It's been fascinating seeing how many people have responded to the death of Steve Jobs exactly the way I did. It's truly amazing how many people who never met the man feel not just that the world has lost somebody significant but that they themselves have lost a friend.
Hearing others express exactly what I'm feeling? It helps. And, for the most part, the media has been right there with us, responding to Steve's death by focusing on his impact and the good he has done.
I really hope seeing how many peoples' lives he has touched is helping Steve's family and friends get through this.
But not all of the media has chosen to focus on the good. I won't link to any of the actual articles, but Gawker and the New York Times top a short list of media outlets that have chosen to focus on Steve's flaws and to stand up and shout out to anybody who will listen that Steve was… well… human. Imperfect. Flawed.
There's a custom in modern society that's often called "respect for the dead". It has nothing whatsoever to do with the dead. The dead don't care what you say about them. It's about the living who cared about the dead, and they do. It's because they care that mourning is such a difficult process. Painful. Sad. It's not a time when you want reminders of the flaws of the person whose absence you are trying to come to terms with.
No human with with a shred of empathy or decency chooses to publicly criticize the recently departed, famous or otherwise, regardless of how they felt about them. Doing so is an act of cruelty. It's hurtful. Little. It's kicking people hard when they are already as low as they can be.
For those, like me, who care, but didn't know Steve Jobs personally, people like this are an annoyance. They're just another crass, classless obnoxious Internet loudmouth that we have to make an effort to ignore.

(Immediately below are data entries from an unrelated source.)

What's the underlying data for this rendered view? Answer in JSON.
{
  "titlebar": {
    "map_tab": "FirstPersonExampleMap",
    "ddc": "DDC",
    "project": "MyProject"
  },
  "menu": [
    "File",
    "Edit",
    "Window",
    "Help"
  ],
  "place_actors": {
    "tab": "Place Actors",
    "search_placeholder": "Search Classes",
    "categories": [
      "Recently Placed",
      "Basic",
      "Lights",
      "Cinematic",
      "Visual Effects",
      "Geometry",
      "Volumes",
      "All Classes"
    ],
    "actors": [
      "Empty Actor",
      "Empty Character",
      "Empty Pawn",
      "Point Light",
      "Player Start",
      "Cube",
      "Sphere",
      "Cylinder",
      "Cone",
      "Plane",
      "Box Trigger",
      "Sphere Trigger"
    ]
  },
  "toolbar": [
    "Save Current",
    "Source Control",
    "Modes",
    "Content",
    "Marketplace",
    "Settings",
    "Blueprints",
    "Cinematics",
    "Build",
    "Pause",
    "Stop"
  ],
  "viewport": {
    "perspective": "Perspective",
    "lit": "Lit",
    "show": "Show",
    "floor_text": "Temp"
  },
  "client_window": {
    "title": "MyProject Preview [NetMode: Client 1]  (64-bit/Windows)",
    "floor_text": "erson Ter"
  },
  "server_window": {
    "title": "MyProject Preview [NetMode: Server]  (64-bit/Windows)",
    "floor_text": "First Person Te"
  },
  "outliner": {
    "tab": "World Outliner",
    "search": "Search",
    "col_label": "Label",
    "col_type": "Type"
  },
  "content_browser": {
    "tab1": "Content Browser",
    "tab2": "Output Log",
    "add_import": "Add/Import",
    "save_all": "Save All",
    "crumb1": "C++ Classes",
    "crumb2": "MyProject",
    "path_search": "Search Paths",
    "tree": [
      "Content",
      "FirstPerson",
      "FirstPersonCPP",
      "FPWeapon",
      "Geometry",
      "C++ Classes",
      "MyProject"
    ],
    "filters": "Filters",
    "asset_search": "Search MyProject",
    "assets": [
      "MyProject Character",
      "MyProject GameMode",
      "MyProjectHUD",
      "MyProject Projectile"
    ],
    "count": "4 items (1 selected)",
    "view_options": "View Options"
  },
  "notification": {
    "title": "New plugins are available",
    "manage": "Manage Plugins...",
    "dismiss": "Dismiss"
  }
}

But for Steve's family, friends, and coworkers… the people who really knew him, it's a hell of a lot more than that. It breaks my heart to think that they might read those articles.
Shame on you, New York Times. You're better than that. Shame on you, Gawker. You should be better than that.